In February 2021, the Quintillion HiLDA Ground Station was completed and has been in service since. As earlier mentioned, It’s located at 72 degrees latitude and 320 miles north of the Arctic Circle. It was built in partnership with ATLAS and is the highest latitude ground station in the United States. Here are a few of the highlights of this downlinking facility. 

Location 

What sets the HiLDA ground station apart the most is its location. Built in Utqiaġvik, it is the highest ground station on US soil and has 360-degree visibility of the sky. From this high-latitude location, satellite operators who launch polar-orbiting satellites into orbit can see more satellite passes in a day. 

This location offers significantly more passes than anywhere in the lower 48, and it offers more passes than other locations in Alaska, such as Anchorage of Fairbanks. And with each pass, operators have the opportunity to download data from satellites. 

Cloud Access

From the ground station, operators have the choice to utilize the Equinix data center in Seattle.

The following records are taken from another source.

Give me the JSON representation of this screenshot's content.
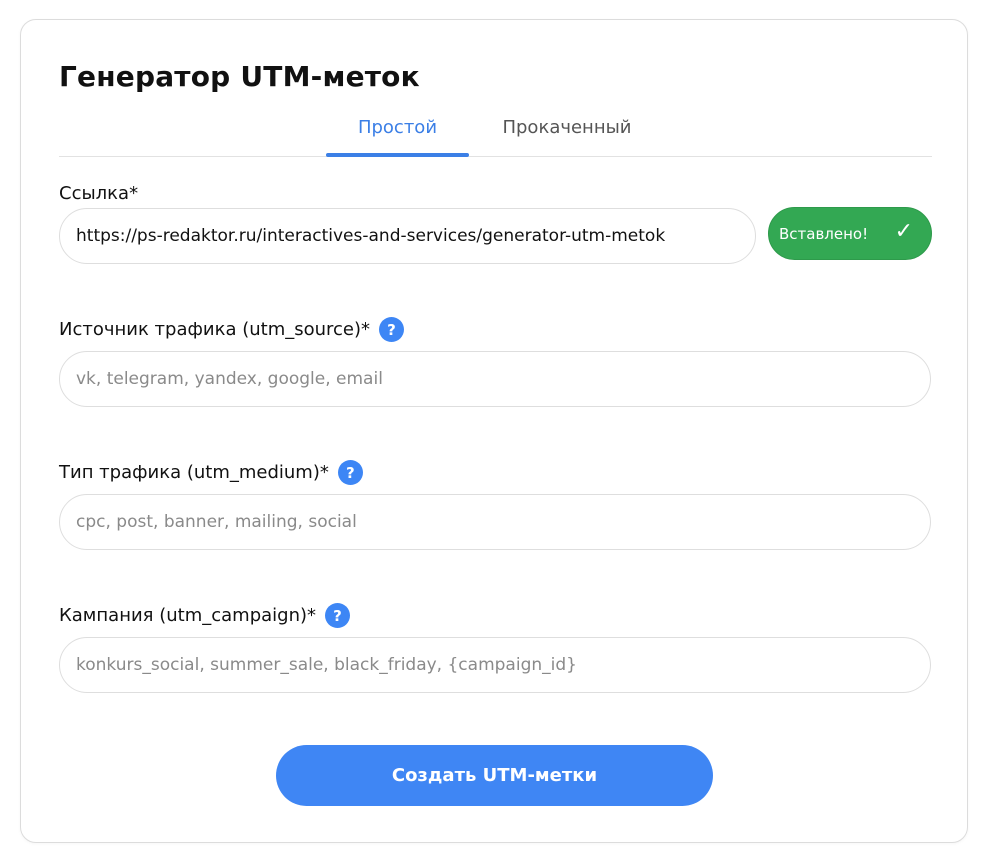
{
  "form": {
    "title": "Генератор UTM-меток",
    "tabs": [
      {
        "label": "Простой",
        "active": true
      },
      {
        "label": "Прокаченный",
        "active": false
      }
    ]
  },
  "fields": {
    "url": {
      "label": "Ссылка*",
      "value": "https://ps-redaktor.ru/interactives-and-services/generator-utm-metok"
    },
    "source": {
      "label": "Источник трафика (utm_source)*",
      "placeholder": "vk, telegram, yandex, google, email",
      "help": "?"
    },
    "medium": {
      "label": "Тип трафика (utm_medium)*",
      "placeholder": "cpc, post, banner, mailing, social",
      "help": "?"
    },
    "campaign": {
      "label": "Кампания (utm_campaign)*",
      "placeholder": "konkurs_social, summer_sale, black_friday, {campaign_id}",
      "help": "?"
    }
  },
  "paste_button": {
    "label": "Вставлено!",
    "icon": "check-icon",
    "glyph": "✓",
    "color": "#33a853"
  },
  "submit_button": {
    "label": "Создать UTM-метки",
    "color": "#3f86f4"
  },
  "colors": {
    "accent": "#3b7fe6",
    "help": "#3d86f5"
  }
}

In addition to offering colocation services, operators can also connect to cloud providers and other third-party companies to scale their operations if they don’t already have a data processing solution. 

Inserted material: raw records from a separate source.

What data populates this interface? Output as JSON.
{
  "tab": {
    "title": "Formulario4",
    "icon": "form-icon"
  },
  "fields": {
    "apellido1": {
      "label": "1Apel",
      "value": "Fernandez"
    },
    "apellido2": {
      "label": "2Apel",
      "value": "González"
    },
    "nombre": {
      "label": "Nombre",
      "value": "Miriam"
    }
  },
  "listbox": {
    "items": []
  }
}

Antenna Interface

Through ATLAS, satellite operators can utilize an interface to schedule satellite passes and pick up data. With this interface, operators can access a large number of integrated ground stations across the country. Using this software, operators are not only able to schedule passes at Quintillion’s HiLDA location but also at other locations around the globe where they pay for ground station services. This enables operators to increase the number of passes they process a day, diversify the times and locations of those passes, and pick up different types of satellites (such as geostationary or highly elliptical orbiting satellites). 

Security 

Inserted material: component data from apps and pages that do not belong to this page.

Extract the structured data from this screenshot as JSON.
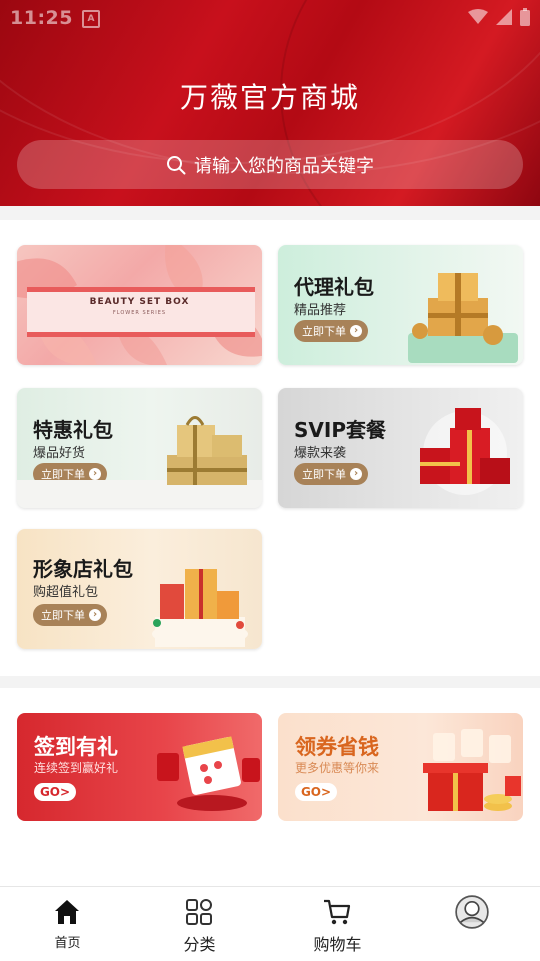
{
  "status_bar": {
    "time": "11:25",
    "sim_icon": "A"
  },
  "header": {
    "title": "万薇官方商城",
    "brand_color": "#c8101c"
  },
  "search": {
    "placeholder": "请输入您的商品关键字"
  },
  "banner": {
    "box_text": "BEAUTY SET BOX",
    "box_subtext": "FLOWER SERIES"
  },
  "cards": [
    {
      "title": "代理礼包",
      "subtitle": "精品推荐",
      "button": "立即下单"
    },
    {
      "title": "特惠礼包",
      "subtitle": "爆品好货",
      "button": "立即下单"
    },
    {
      "title": "SVIP套餐",
      "subtitle": "爆款来袭",
      "button": "立即下单"
    },
    {
      "title": "形象店礼包",
      "subtitle": "购超值礼包",
      "button": "立即下单"
    }
  ],
  "promos": [
    {
      "title": "签到有礼",
      "subtitle": "连续签到赢好礼",
      "button": "GO>"
    },
    {
      "title": "领券省钱",
      "subtitle": "更多优惠等你来",
      "button": "GO>"
    }
  ],
  "tabs": [
    {
      "label": "首页",
      "icon": "home-icon"
    },
    {
      "label": "分类",
      "icon": "category-icon"
    },
    {
      "label": "购物车",
      "icon": "cart-icon"
    },
    {
      "label": "",
      "icon": "avatar-icon"
    }
  ]
}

The remoteness ofUtqiaġvik is another natural advantage of its location. It’s not an area anyone can readily access, which provides a layer of security for the satellite data being retrieved and processed. Additionally, the HiLDA ground station has several stringent security standards in place, including cameras and 24/7 monitoring, data encryption, and a local presence that can respond and do maintenance checks. 

Expandability 

The location of the HiLDA Ground Station offers several opportunities for scalability. Currently, we are building two platforms that will allow customers to operate on Ka and Ku bands, in addition to putting out additional S and X bands. We also have multiple options for expansions that are adjacent to our facility. 

Choose the Quintillion HiLDA Ground Station for Your Satellite Operation 

Until the launch of the HiLDA Ground Station, satellite operators have been faced with two choices: to downlink to a facility in a different country or use a low-latitude ground station. The Quintillion HiLDA Ground Station closes critical security gaps by reducing reliance on foreign entities for processing satellite data and providing a diversified backup point at the most remote place in the United States. 

Looking for a secure downlinking solution for your polar-orbiting satellite operation? Learn more about our GSaaS capabilities antenna pad leasing.